Ordinarily, I have as much tolerance for sequels as Donald Sterling has for mixed marriages. For that, you can thank Caddyshack II, The Godfather: Part III and Rocky IV-XXIX. This particular sequel, though … man, I’ve spent nearly a year anxiously awaiting this one. You’ve got good vs. evil, hunted vs. hunter—one side determined to exact revenge; the other eager to prove the first time wasn’t a fluke.
But enough about Sharknado 2 (coming to a boob tube near you July 30, by the way). Let’s analyze this Heat-Spurs NBA Finals rematch, and see which side is the best bet to capture this best-of-7 series, which tips off June 5:
• Miami captured a fourth consecutive Eastern Conference crown by going 12-3 against the Bobcats, Nets and Pacers. Even though underdogs dominated the early rounds this postseason, the Heat are a highly profitable 10-5 against the spread, but only 4-3 ATS on the road. Moreover, Miami is 4-6 ATS when catching points this season. (LeBron James & Co. open the Finals as a 4-point underdog, and they’re a slight ’dog in the series.)

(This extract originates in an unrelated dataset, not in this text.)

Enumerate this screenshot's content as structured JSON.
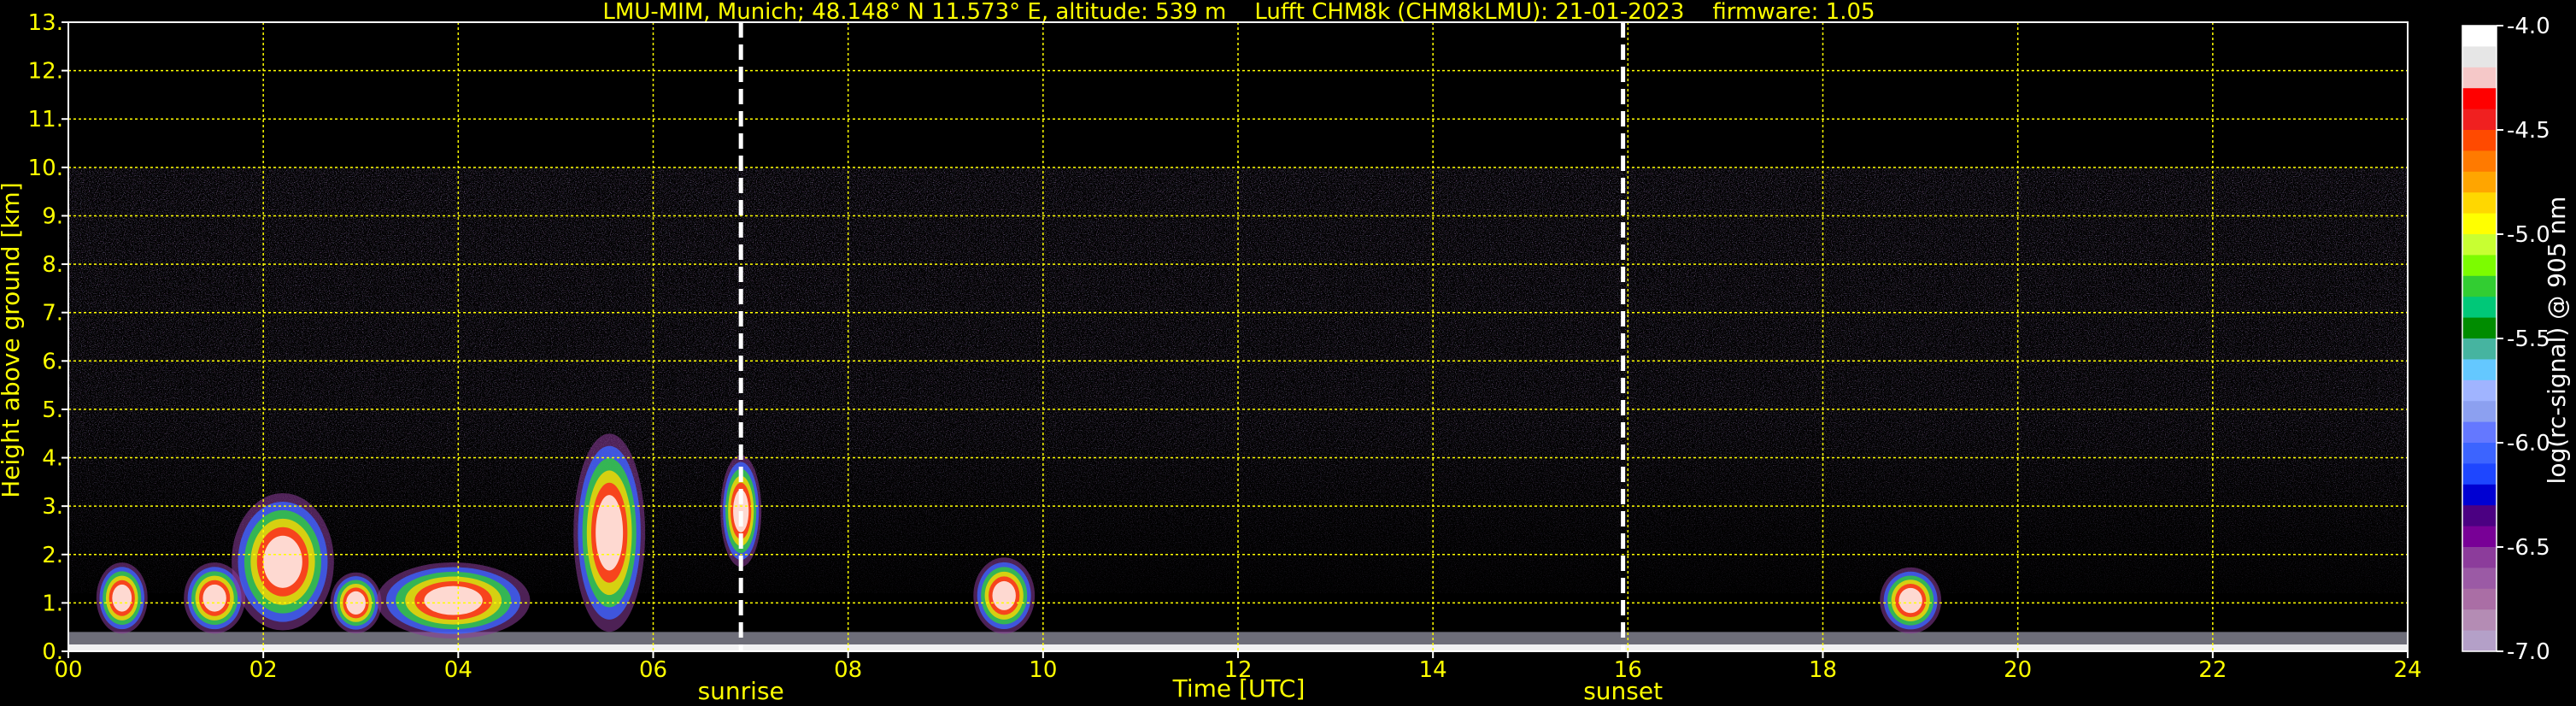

• San Antonio earned another shot at Miami by knocking off Dallas, Portland and Oklahoma City, posting a 12-6 record. After failing to cover the spread in their first six playoff games (all against Dallas), the Spurs enter the Finals on a 9-3 ATS tear, including cashing in seven consecutive home games—all of them double-digit blowouts. Gregg Popovich’s troops are 9-1 on their home floor in the playoffs.
• Speaking of home cooking, San Antonio finished with the NBA’s best regular-season record, so unlike last year, it has home-court advantage in the Finals. Here’s why that matters: Going back to Game 2 of last year’s epic Spurs-Heat clash, the home team has won seven of eight meetings in this rivalry (6-2 ATS).
• San Antonio could lose this series before it even begins, as Tony Parker left the Spurs’ series-clinching victory over Oklahoma City after tweaking his ankle in the first half. This following a hamstring injury the point guard suffered in the previous round. Clearly, Eva Longoria is sticking pins in the legs of a voodoo doll of her philandering ex-husband. (The lesson: Don’t mess with a Desperate Housewife.) Conversely, oft-injured Heat star Dwyane Wade’s HGH treatments—er, I mean trips to the rejuvenation machine—appear to be working: He’s averaging 18.7 points on 52 percent shooting in the playoffs.
• Conclusion: This time last year I told you to back the underdog Spurs, and had they not blown a five-point lead with 28 seconds remaining in Game 6, we would’ve cashed. This year, despite Parker’s iffy status, San Antonio is the slight favorite (-125), for good reason: The Spurs are bigger, deeper, faster and more versatile. They also have the better coach, the home-court edge and the one player in the NBA (small forward Kawhi Leonard) who gives LeBron fits. And with four full days of rest prior to the start of this series, expect Parker and his graybeard mates to be fresh from the word jump. Spurs in 7.
Matt Jacob appears Wednesdays on Pregame.com’s First Preview, which airs 10-11 a.m. weekdays on ESPN Radio 1100-AM.